Everytime I go to Humboldt County to visit friends I don’t have a serious intention of shopping. Then Harriet and I start fossicking around Arcata. All of the shops are unique and interesting–no chain stores on the Plaza. There are certain stores we always pop into. This particular day Nora wanted to have brunch at Renata’s Creperie. We stopped at the aptly named Fabric Temptations and I bought a wonderful book called Hygge Knits. Then on to Hot Knots to browse at clothes and the Garden Gate for garden related gifts. We walked across the street to Caravan of Dreams where I found the ceramic pie pan that had been elusive.
Special of the Day at Renata’s Creperie
We moved on to a new store that I’d never explored: Scrap. It is like a thrift store for paper, fabric, and all kinds of interesting items for collage and assemblage! I had a fascinating time, bought enough stuff to fill the back of my Mini and only spent $43.
We drove around the Bay to Eureka and started at Henderson Center where my favorite yarn shop has moved and I bought wool for a new project. There are many other wonderful stores including a Japanese market and a very good toy store. I was able to buy my grandson’s birthday present instead of relying on Amazon.
Then we continued our mooching in old Town Eureka. The wonderful local writer Amy Stewart and her husband own Eureka books. I went a little crazy getting used classic children’s books to donate to my local elementary school. I found another beautiful knitting shop in Old Town called Knitterly. By this time were famished again and stopped as Los Bagels for a sandwich.
It was a super day and I have no buyer’s remorse. It makes me happy to boost the Humboldt County economy.
I normally drive to Humboldt Bay via Highway 20 and 101 in Northern California. I decided to try I-5 to Highway 299 to stop at a pottery store in Weaverville in search of a ceramic pie plate to replace the 37 year old plate that developed a crack after much use.
It’s been over 20 years since I spent significant time in Weaverville. I’ve been to the Joss House and to other historic landmarks on previous visits. This time I had Lulu the adventure dog and I was looking for a pie plate at Olson’s Pottery and outdoor dining for lunch with Lulu. It was way too hot to leave her in the car plus she’d been cooped up just as long as I had!
We did not find a pie plate, but we did find a delightful western main street with well marked crosswalks and a super yarn shop. We ate a delicious and fresh lunch at La Casita Mexican Food. Lulu was welcome to join me on their back patio dining area.

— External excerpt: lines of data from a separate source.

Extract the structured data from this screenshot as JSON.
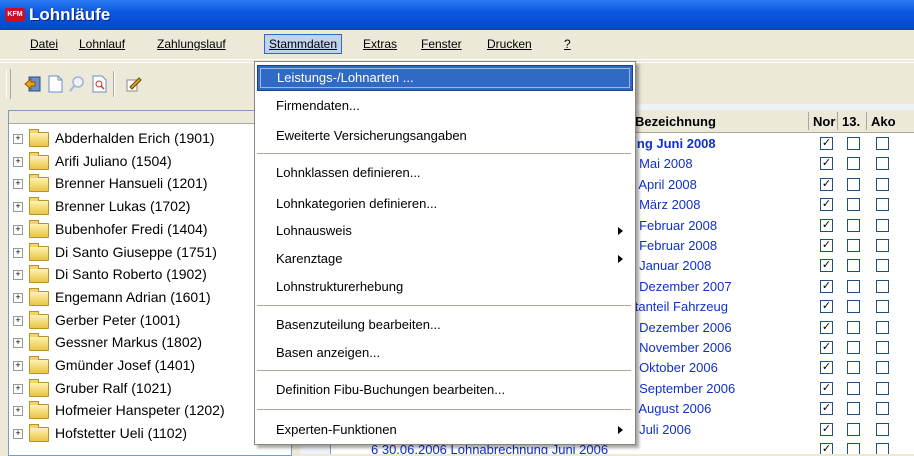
{
  "window": {
    "title": "Lohnläufe",
    "app_badge": "KFM"
  },
  "menubar": {
    "items": [
      "Datei",
      "Lohnlauf",
      "Zahlungslauf",
      "Stammdaten",
      "Extras",
      "Fenster",
      "Drucken",
      "?"
    ],
    "active": "Stammdaten"
  },
  "toolbar": {
    "icons": [
      "exit-icon",
      "new-document-icon",
      "search-icon",
      "find-document-icon",
      "edit-icon"
    ]
  },
  "tree": {
    "items": [
      "Abderhalden Erich (1901)",
      "Arifi Juliano (1504)",
      "Brenner Hansueli (1201)",
      "Brenner Lukas (1702)",
      "Bubenhofer Fredi (1404)",
      "Di Santo Giuseppe (1751)",
      "Di Santo Roberto (1902)",
      "Engemann Adrian (1601)",
      "Gerber Peter (1001)",
      "Gessner Markus (1802)",
      "Gmünder Josef (1401)",
      "Gruber Ralf (1021)",
      "Hofmeier Hanspeter (1202)",
      "Hofstetter Ueli (1102)"
    ]
  },
  "grid": {
    "headers": [
      "Bezeichnung",
      "Nor",
      "13.",
      "Ako"
    ],
    "rows": [
      {
        "text": "nung Juni 2008",
        "bold": true
      },
      {
        "text": "ng Mai 2008",
        "bold": false
      },
      {
        "text": "ng April 2008",
        "bold": false
      },
      {
        "text": "ng März 2008",
        "bold": false
      },
      {
        "text": "ng Februar 2008",
        "bold": false
      },
      {
        "text": "ng Februar 2008",
        "bold": false
      },
      {
        "text": "ng Januar 2008",
        "bold": false
      },
      {
        "text": "ng Dezember 2007",
        "bold": false
      },
      {
        "text": "vatanteil Fahrzeug",
        "bold": false
      },
      {
        "text": "ng Dezember 2006",
        "bold": false
      },
      {
        "text": "ng November 2006",
        "bold": false
      },
      {
        "text": "ng Oktober 2006",
        "bold": false
      },
      {
        "text": "ng September 2006",
        "bold": false
      },
      {
        "text": "ng August 2006",
        "bold": false
      },
      {
        "text": "ng Juli 2006",
        "bold": false
      },
      {
        "text": "6 30.06.2006 Lohnabrechnung Juni 2006",
        "bold": false
      }
    ],
    "check_mark": "✓"
  },
  "dropdown": {
    "items": [
      {
        "label": "Leistungs-/Lohnarten ...",
        "submenu": false,
        "highlight": true
      },
      {
        "label": "Firmendaten...",
        "submenu": false
      },
      {
        "label": "Eweiterte Versicherungsangaben",
        "submenu": false
      },
      {
        "label": "Lohnklassen definieren...",
        "submenu": false
      },
      {
        "label": "Lohnkategorien definieren...",
        "submenu": false
      },
      {
        "label": "Lohnausweis",
        "submenu": true
      },
      {
        "label": "Karenztage",
        "submenu": true
      },
      {
        "label": "Lohnstrukturerhebung",
        "submenu": false
      },
      {
        "label": "Basenzuteilung bearbeiten...",
        "submenu": false
      },
      {
        "label": "Basen anzeigen...",
        "submenu": false
      },
      {
        "label": "Definition Fibu-Buchungen bearbeiten...",
        "submenu": false
      },
      {
        "label": "Experten-Funktionen",
        "submenu": true
      }
    ]
  },
  "colors": {
    "title_bar": "#0a57e0",
    "highlight": "#316ac5",
    "link_text": "#1030c8",
    "menu_bg": "#ece9d8"
  }
}
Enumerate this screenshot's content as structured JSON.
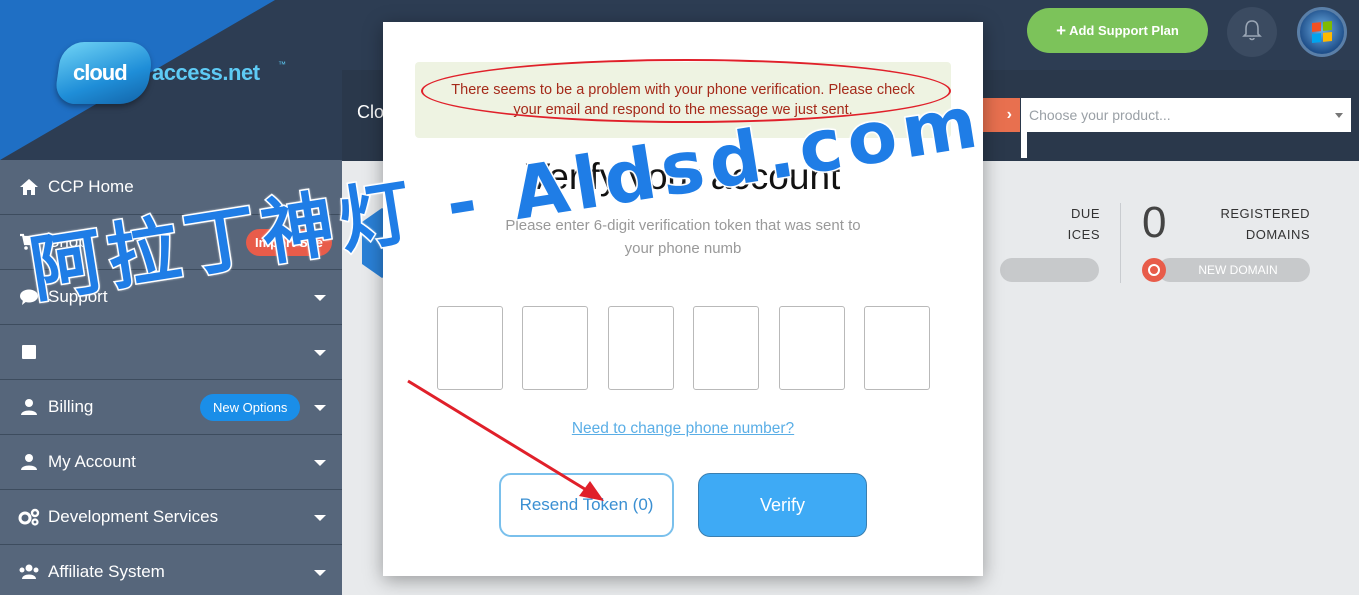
{
  "brand": {
    "logo_part1": "cloud",
    "logo_part2": "access.net",
    "logo_tm": "™"
  },
  "header": {
    "add_support_plan": "Add Support Plan",
    "bell_icon": "bell-icon",
    "avatar_icon": "windows-logo"
  },
  "sidebar": {
    "items": [
      {
        "label": "CCP Home",
        "icon": "home-icon"
      },
      {
        "label": "Shop",
        "icon": "cart-icon",
        "badge": "Import Site"
      },
      {
        "label": "Support",
        "icon": "chat-bubble-icon"
      },
      {
        "label": "",
        "icon": "book-icon"
      },
      {
        "label": "Billing",
        "icon": "user-icon",
        "badge": "New Options"
      },
      {
        "label": "My Account",
        "icon": "user-icon"
      },
      {
        "label": "Development Services",
        "icon": "gears-icon"
      },
      {
        "label": "Affiliate System",
        "icon": "users-icon"
      }
    ]
  },
  "subbar": {
    "truncated_text": "Clo",
    "product_placeholder": "Choose your product..."
  },
  "stats": {
    "due_label_1": "DUE",
    "due_label_2": "ICES",
    "domains_count": "0",
    "domains_label_1": "REGISTERED",
    "domains_label_2": "DOMAINS",
    "new_domain_btn": "NEW DOMAIN"
  },
  "modal": {
    "alert": "There seems to be a problem with your phone verification. Please check your email and respond to the message we just sent.",
    "title": "Verify your account",
    "subtitle": "Please enter 6-digit verification token that was sent to your phone numb",
    "token_boxes": [
      "",
      "",
      "",
      "",
      "",
      ""
    ],
    "change_phone_link": "Need to change phone number?",
    "resend_button": "Resend Token (0)",
    "verify_button": "Verify"
  },
  "watermark": "阿拉丁神灯 - Aldsd.com",
  "colors": {
    "sidebar_bg": "#56667b",
    "header_bg": "#2d3d53",
    "green_btn": "#7cc35a",
    "accent_blue": "#3eaaf5",
    "alert_text": "#a52a1a",
    "annotation_red": "#e0202a"
  }
}
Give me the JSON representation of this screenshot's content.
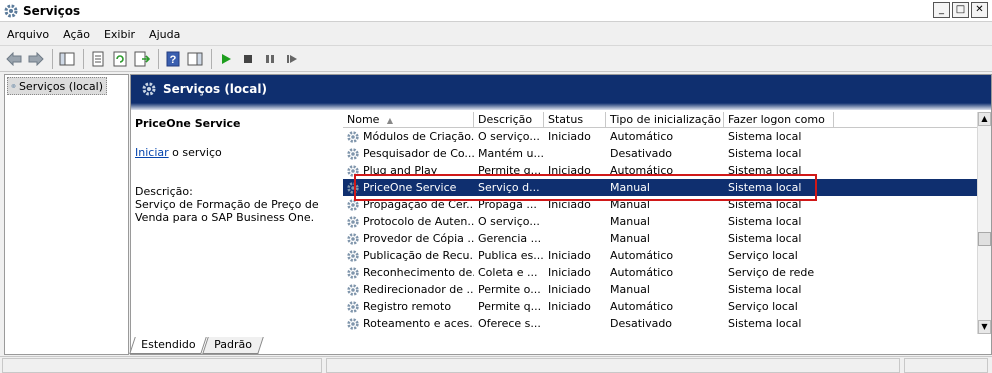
{
  "window": {
    "title": "Serviços",
    "app_icon": "gear-icon",
    "controls": [
      "minimize",
      "maximize",
      "close"
    ]
  },
  "menu": [
    "Arquivo",
    "Ação",
    "Exibir",
    "Ajuda"
  ],
  "toolbar_icons": [
    "back-arrow-icon",
    "forward-arrow-icon",
    "show-hide-tree-icon",
    "properties-icon",
    "refresh-icon",
    "export-list-icon",
    "help-icon",
    "show-hide-action-pane-icon",
    "play-icon",
    "stop-icon",
    "pause-icon",
    "restart-icon"
  ],
  "tree": {
    "root": "Serviços (local)"
  },
  "main": {
    "header": "Serviços (local)",
    "description_panel": {
      "service_name": "PriceOne Service",
      "start_link": "Iniciar",
      "start_suffix": " o serviço",
      "desc_label": "Descrição:",
      "desc_text": "Serviço de Formação de Preço de Venda para o SAP Business One."
    },
    "columns": [
      "Nome",
      "Descrição",
      "Status",
      "Tipo de inicialização",
      "Fazer logon como"
    ],
    "rows": [
      {
        "name": "Módulos de Criação...",
        "desc": "O serviço...",
        "status": "Iniciado",
        "type": "Automático",
        "logon": "Sistema local"
      },
      {
        "name": "Pesquisador de Co...",
        "desc": "Mantém u...",
        "status": "",
        "type": "Desativado",
        "logon": "Sistema local"
      },
      {
        "name": "Plug and Play",
        "desc": "Permite q...",
        "status": "Iniciado",
        "type": "Automático",
        "logon": "Sistema local"
      },
      {
        "name": "PriceOne Service",
        "desc": "Serviço d...",
        "status": "",
        "type": "Manual",
        "logon": "Sistema local"
      },
      {
        "name": "Propagação de Cer...",
        "desc": "Propaga ...",
        "status": "Iniciado",
        "type": "Manual",
        "logon": "Sistema local"
      },
      {
        "name": "Protocolo de Auten...",
        "desc": "O serviço...",
        "status": "",
        "type": "Manual",
        "logon": "Sistema local"
      },
      {
        "name": "Provedor de Cópia ...",
        "desc": "Gerencia ...",
        "status": "",
        "type": "Manual",
        "logon": "Sistema local"
      },
      {
        "name": "Publicação de Recu...",
        "desc": "Publica es...",
        "status": "Iniciado",
        "type": "Automático",
        "logon": "Serviço local"
      },
      {
        "name": "Reconhecimento de...",
        "desc": "Coleta e ...",
        "status": "Iniciado",
        "type": "Automático",
        "logon": "Serviço de rede"
      },
      {
        "name": "Redirecionador de ...",
        "desc": "Permite o...",
        "status": "Iniciado",
        "type": "Manual",
        "logon": "Sistema local"
      },
      {
        "name": "Registro remoto",
        "desc": "Permite q...",
        "status": "Iniciado",
        "type": "Automático",
        "logon": "Serviço local"
      },
      {
        "name": "Roteamento e aces...",
        "desc": "Oferece s...",
        "status": "",
        "type": "Desativado",
        "logon": "Sistema local"
      }
    ],
    "selected_row": "PriceOne Service"
  },
  "tabs": [
    "Estendido",
    "Padrão"
  ],
  "colors": {
    "header_bg": "#0f2f6f",
    "selection_bg": "#0f2f6f",
    "highlight_box": "#d01818",
    "link": "#0645ad"
  }
}
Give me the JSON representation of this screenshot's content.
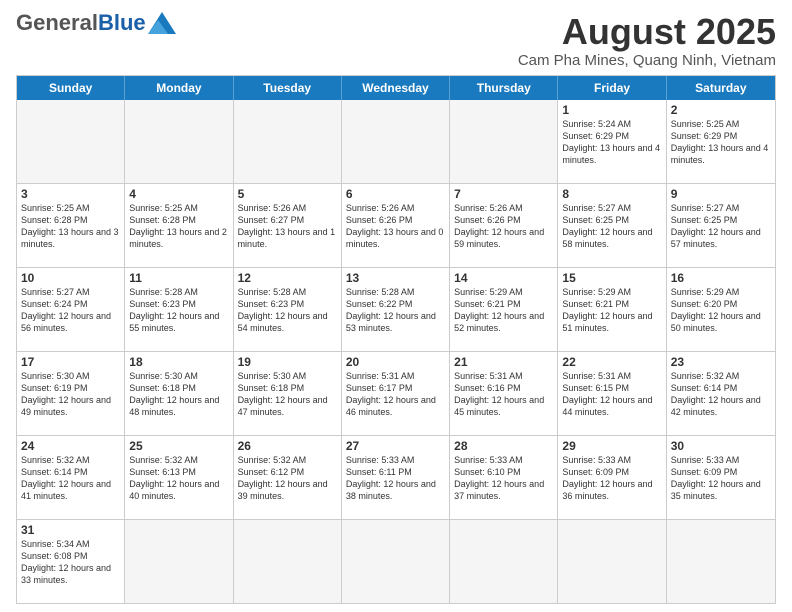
{
  "header": {
    "logo": {
      "general": "General",
      "blue": "Blue"
    },
    "title": "August 2025",
    "location": "Cam Pha Mines, Quang Ninh, Vietnam"
  },
  "calendar": {
    "days_of_week": [
      "Sunday",
      "Monday",
      "Tuesday",
      "Wednesday",
      "Thursday",
      "Friday",
      "Saturday"
    ],
    "weeks": [
      [
        {
          "day": "",
          "info": "",
          "empty": true
        },
        {
          "day": "",
          "info": "",
          "empty": true
        },
        {
          "day": "",
          "info": "",
          "empty": true
        },
        {
          "day": "",
          "info": "",
          "empty": true
        },
        {
          "day": "",
          "info": "",
          "empty": true
        },
        {
          "day": "1",
          "info": "Sunrise: 5:24 AM\nSunset: 6:29 PM\nDaylight: 13 hours\nand 4 minutes.",
          "empty": false
        },
        {
          "day": "2",
          "info": "Sunrise: 5:25 AM\nSunset: 6:29 PM\nDaylight: 13 hours\nand 4 minutes.",
          "empty": false
        }
      ],
      [
        {
          "day": "3",
          "info": "Sunrise: 5:25 AM\nSunset: 6:28 PM\nDaylight: 13 hours\nand 3 minutes.",
          "empty": false
        },
        {
          "day": "4",
          "info": "Sunrise: 5:25 AM\nSunset: 6:28 PM\nDaylight: 13 hours\nand 2 minutes.",
          "empty": false
        },
        {
          "day": "5",
          "info": "Sunrise: 5:26 AM\nSunset: 6:27 PM\nDaylight: 13 hours\nand 1 minute.",
          "empty": false
        },
        {
          "day": "6",
          "info": "Sunrise: 5:26 AM\nSunset: 6:26 PM\nDaylight: 13 hours\nand 0 minutes.",
          "empty": false
        },
        {
          "day": "7",
          "info": "Sunrise: 5:26 AM\nSunset: 6:26 PM\nDaylight: 12 hours\nand 59 minutes.",
          "empty": false
        },
        {
          "day": "8",
          "info": "Sunrise: 5:27 AM\nSunset: 6:25 PM\nDaylight: 12 hours\nand 58 minutes.",
          "empty": false
        },
        {
          "day": "9",
          "info": "Sunrise: 5:27 AM\nSunset: 6:25 PM\nDaylight: 12 hours\nand 57 minutes.",
          "empty": false
        }
      ],
      [
        {
          "day": "10",
          "info": "Sunrise: 5:27 AM\nSunset: 6:24 PM\nDaylight: 12 hours\nand 56 minutes.",
          "empty": false
        },
        {
          "day": "11",
          "info": "Sunrise: 5:28 AM\nSunset: 6:23 PM\nDaylight: 12 hours\nand 55 minutes.",
          "empty": false
        },
        {
          "day": "12",
          "info": "Sunrise: 5:28 AM\nSunset: 6:23 PM\nDaylight: 12 hours\nand 54 minutes.",
          "empty": false
        },
        {
          "day": "13",
          "info": "Sunrise: 5:28 AM\nSunset: 6:22 PM\nDaylight: 12 hours\nand 53 minutes.",
          "empty": false
        },
        {
          "day": "14",
          "info": "Sunrise: 5:29 AM\nSunset: 6:21 PM\nDaylight: 12 hours\nand 52 minutes.",
          "empty": false
        },
        {
          "day": "15",
          "info": "Sunrise: 5:29 AM\nSunset: 6:21 PM\nDaylight: 12 hours\nand 51 minutes.",
          "empty": false
        },
        {
          "day": "16",
          "info": "Sunrise: 5:29 AM\nSunset: 6:20 PM\nDaylight: 12 hours\nand 50 minutes.",
          "empty": false
        }
      ],
      [
        {
          "day": "17",
          "info": "Sunrise: 5:30 AM\nSunset: 6:19 PM\nDaylight: 12 hours\nand 49 minutes.",
          "empty": false
        },
        {
          "day": "18",
          "info": "Sunrise: 5:30 AM\nSunset: 6:18 PM\nDaylight: 12 hours\nand 48 minutes.",
          "empty": false
        },
        {
          "day": "19",
          "info": "Sunrise: 5:30 AM\nSunset: 6:18 PM\nDaylight: 12 hours\nand 47 minutes.",
          "empty": false
        },
        {
          "day": "20",
          "info": "Sunrise: 5:31 AM\nSunset: 6:17 PM\nDaylight: 12 hours\nand 46 minutes.",
          "empty": false
        },
        {
          "day": "21",
          "info": "Sunrise: 5:31 AM\nSunset: 6:16 PM\nDaylight: 12 hours\nand 45 minutes.",
          "empty": false
        },
        {
          "day": "22",
          "info": "Sunrise: 5:31 AM\nSunset: 6:15 PM\nDaylight: 12 hours\nand 44 minutes.",
          "empty": false
        },
        {
          "day": "23",
          "info": "Sunrise: 5:32 AM\nSunset: 6:14 PM\nDaylight: 12 hours\nand 42 minutes.",
          "empty": false
        }
      ],
      [
        {
          "day": "24",
          "info": "Sunrise: 5:32 AM\nSunset: 6:14 PM\nDaylight: 12 hours\nand 41 minutes.",
          "empty": false
        },
        {
          "day": "25",
          "info": "Sunrise: 5:32 AM\nSunset: 6:13 PM\nDaylight: 12 hours\nand 40 minutes.",
          "empty": false
        },
        {
          "day": "26",
          "info": "Sunrise: 5:32 AM\nSunset: 6:12 PM\nDaylight: 12 hours\nand 39 minutes.",
          "empty": false
        },
        {
          "day": "27",
          "info": "Sunrise: 5:33 AM\nSunset: 6:11 PM\nDaylight: 12 hours\nand 38 minutes.",
          "empty": false
        },
        {
          "day": "28",
          "info": "Sunrise: 5:33 AM\nSunset: 6:10 PM\nDaylight: 12 hours\nand 37 minutes.",
          "empty": false
        },
        {
          "day": "29",
          "info": "Sunrise: 5:33 AM\nSunset: 6:09 PM\nDaylight: 12 hours\nand 36 minutes.",
          "empty": false
        },
        {
          "day": "30",
          "info": "Sunrise: 5:33 AM\nSunset: 6:09 PM\nDaylight: 12 hours\nand 35 minutes.",
          "empty": false
        }
      ],
      [
        {
          "day": "31",
          "info": "Sunrise: 5:34 AM\nSunset: 6:08 PM\nDaylight: 12 hours\nand 33 minutes.",
          "empty": false
        },
        {
          "day": "",
          "info": "",
          "empty": true
        },
        {
          "day": "",
          "info": "",
          "empty": true
        },
        {
          "day": "",
          "info": "",
          "empty": true
        },
        {
          "day": "",
          "info": "",
          "empty": true
        },
        {
          "day": "",
          "info": "",
          "empty": true
        },
        {
          "day": "",
          "info": "",
          "empty": true
        }
      ]
    ]
  }
}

It is about 30 minutes faster to go this route, but there has been a lot of roadwork in the last few years. There still was between Weaverville and Blue Lake (about 30 minutes worth); however, CalTrans is doing a great job of ironing out some of the windy bits and it is a much more pleasant drive now. Once they are done with the project it may be much faster, especially as you can drive (over) 70 mph on I-5.
If you travel much, then you’ve probably had jam from Tiptree in Essex. It’s a short drive from Tollesbury, so we planned to visit the Wilkin & Sons Ltd. jam factory. It is surrounded by the Tiptree strawberry farms and there is a small museum that chronicles the illustrious history of their preserves, including visits and honors from the Queen of England.
We stopped at lunchtime and enjoyed toasted cheese sandwiches, which is something of a tradition for UK Sarah and me. I saved room for dessert. I thought the custard on my apple pie would be more like ice cream, surprised but still pleased it was delicious.
Jokes about English food are out of date. They even have good coffee now. There are still some mysteries that I will never understand…